This report that NPR did on Morning Edition this morning was great. It tackles why we tend to end up so different from our siblings despite having the same family. It is truly fascinating.
Turns out that on tests that measure personality — stuff like how extroverted you are, how conscientious — siblings are practically like strangers. […] In fact, in terms of personality, we are similar to our siblings only about 20 percent of the time.
Is anyone with a sibling surprised by this stat?
There are three theories about why this is true.
In the context of a family, one of the main things that’s happening is that children are competing for the time, love and attention of their parents. […] So if one child in a family seems to excel at academics, to avoid direct competition, the other child — consciously or unconsciously — will specialize in a different area, like socializing.
#2: Environment (This is SO interesting)
Though from the outside it appears that we are growing up in the same family as our siblings, in very important ways we really aren’t. We are not experiencing the same thing.
“Children grow up in different families because most siblings differ in age, and so the timing with which you go through your family’s [major events] is different,” says Susan McHale, a researcher at Pennsylvania State University. “You know, a parent loses a job, parents get divorced. If you are three or five years behind your sibling, the experience of a 5-year-old whose parents get divorced is very different from the experience of a 9-year-old or a 10-year-old.”
The final theory is the comparison theory, which holds that families are essentially comparison machines that greatly exaggerate even minor differences between siblings.

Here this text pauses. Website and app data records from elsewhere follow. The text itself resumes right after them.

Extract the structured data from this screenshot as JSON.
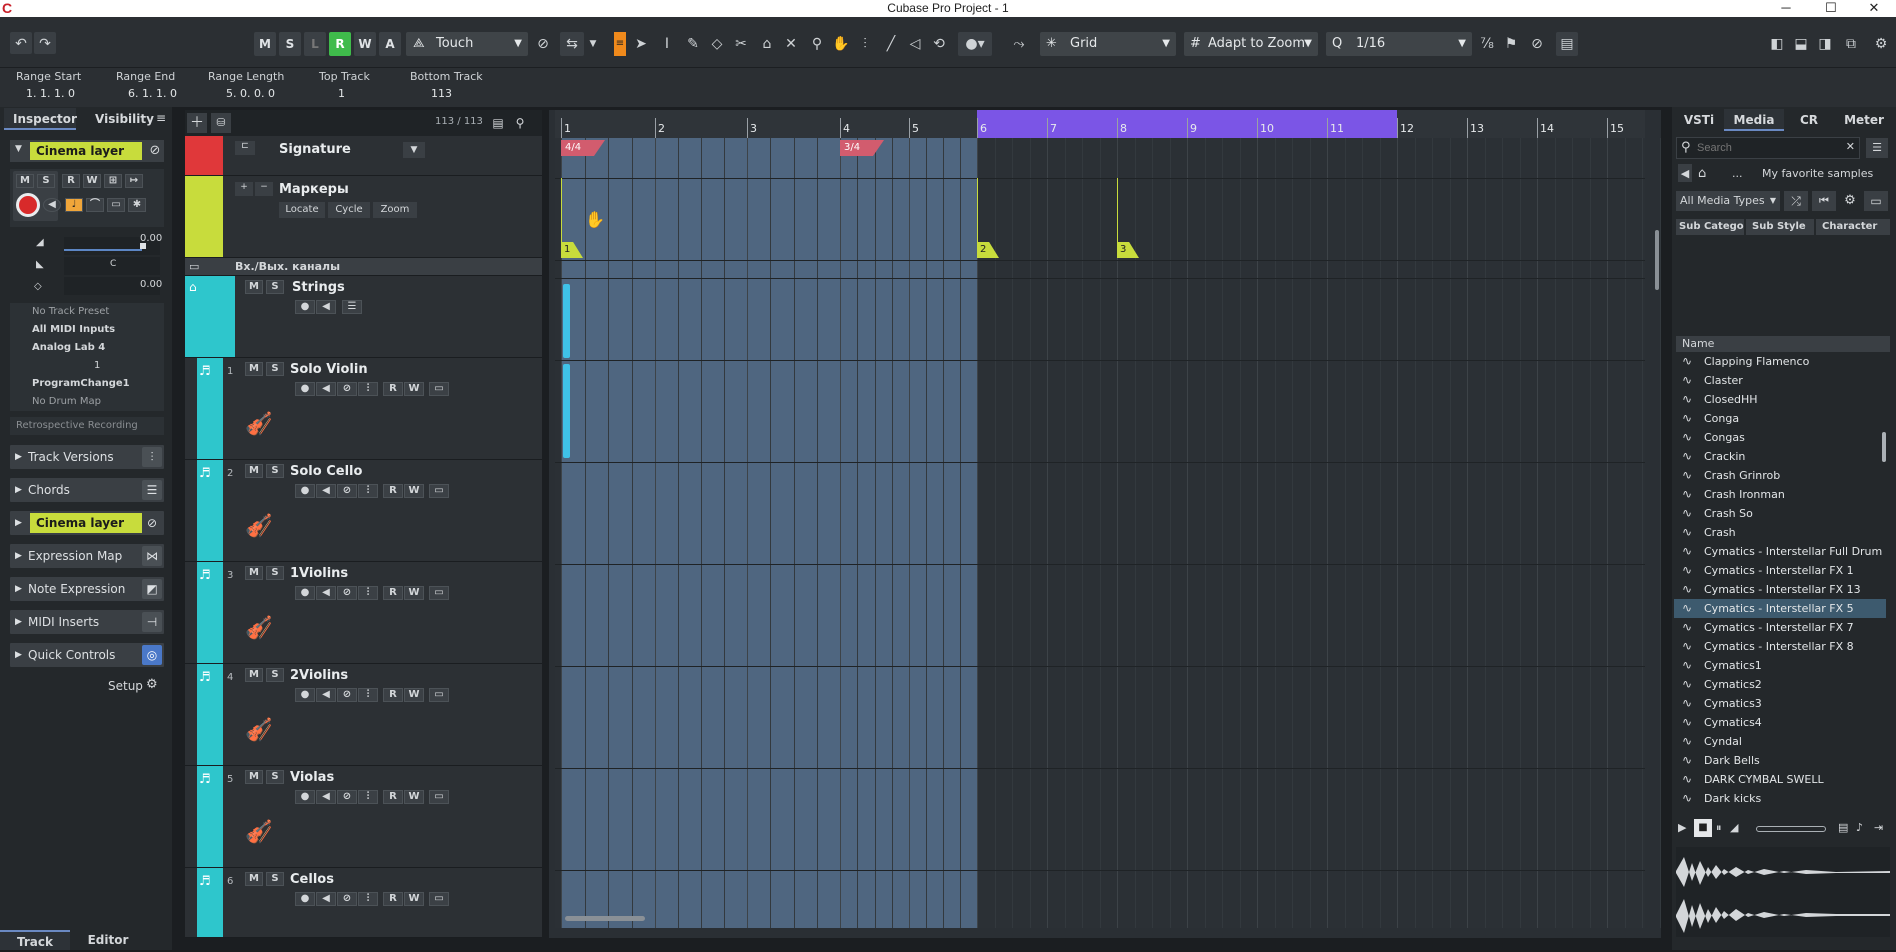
{
  "window": {
    "title": "Cubase Pro Project - 1"
  },
  "toolbar": {
    "mode_buttons": [
      "M",
      "S",
      "L",
      "R",
      "W",
      "A"
    ],
    "automation_mode": "Touch",
    "snap_type": "Grid",
    "grid_type": "Adapt to Zoom",
    "quantize": "1/16"
  },
  "infoline": {
    "range_start_label": "Range Start",
    "range_start": "1. 1. 1.   0",
    "range_end_label": "Range End",
    "range_end": "6. 1. 1.   0",
    "range_length_label": "Range Length",
    "range_length": "5. 0. 0.   0",
    "top_track_label": "Top Track",
    "top_track": "1",
    "bottom_track_label": "Bottom Track",
    "bottom_track": "113"
  },
  "inspector": {
    "tabs": [
      "Inspector",
      "Visibility"
    ],
    "track_name": "Cinema layer",
    "vol_value": "0.00",
    "pan_value": "C",
    "delay_value": "0.00",
    "track_preset": "No Track Preset",
    "midi_input": "All MIDI Inputs",
    "midi_output": "Analog Lab 4",
    "channel": "1",
    "program": "ProgramChange1",
    "drum_map": "No Drum Map",
    "retro": "Retrospective Recording",
    "sections": [
      "Track Versions",
      "Chords",
      "Cinema layer",
      "Expression Map",
      "Note Expression",
      "MIDI Inserts",
      "Quick Controls"
    ],
    "setup": "Setup",
    "bottom_tabs": [
      "Track",
      "Editor"
    ]
  },
  "tracklist": {
    "count": "113 / 113",
    "signature": "Signature",
    "markers": "Маркеры",
    "marker_buttons": [
      "Locate",
      "Cycle",
      "Zoom"
    ],
    "io_channels": "Вх./Вых. каналы",
    "folder": "Strings",
    "tracks": [
      {
        "num": "1",
        "name": "Solo Violin"
      },
      {
        "num": "2",
        "name": "Solo Cello"
      },
      {
        "num": "3",
        "name": "1Violins"
      },
      {
        "num": "4",
        "name": "2Violins"
      },
      {
        "num": "5",
        "name": "Violas"
      },
      {
        "num": "6",
        "name": "Cellos"
      }
    ]
  },
  "ruler": {
    "bars": [
      "1",
      "2",
      "3",
      "4",
      "5",
      "6",
      "7",
      "8",
      "9",
      "10",
      "11",
      "12",
      "13",
      "14",
      "15"
    ]
  },
  "signatures": [
    "4/4",
    "3/4"
  ],
  "markers": [
    "1",
    "2",
    "3"
  ],
  "mediabay": {
    "tabs": [
      "VSTi",
      "Media",
      "CR",
      "Meter"
    ],
    "search_placeholder": "Search",
    "breadcrumb": "...",
    "folder": "My favorite samples",
    "filter": "All Media Types",
    "columns": [
      "Sub Catego",
      "Sub Style",
      "Character"
    ],
    "list_header": "Name",
    "items": [
      "Clapping Flamenco",
      "Claster",
      "ClosedHH",
      "Conga",
      "Congas",
      "Crackin",
      "Crash Grinrob",
      "Crash Ironman",
      "Crash So",
      "Crash",
      "Cymatics - Interstellar Full Drum L",
      "Cymatics - Interstellar FX 1",
      "Cymatics - Interstellar FX 13",
      "Cymatics - Interstellar FX 5",
      "Cymatics - Interstellar FX 7",
      "Cymatics - Interstellar FX 8",
      "Cymatics1",
      "Cymatics2",
      "Cymatics3",
      "Cymatics4",
      "Cyndal",
      "Dark Bells",
      "DARK CYMBAL SWELL",
      "Dark kicks"
    ],
    "selected_index": 13
  }
}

I just think this is so amazing and important, to move the spotlight away solely from the parents and to point it also at one’s siblings (or, really, other people who you are in close contact with in your home life). We love to point to people’s parents immediately when we discuss who they are and why. The picture is never so narrow, is it?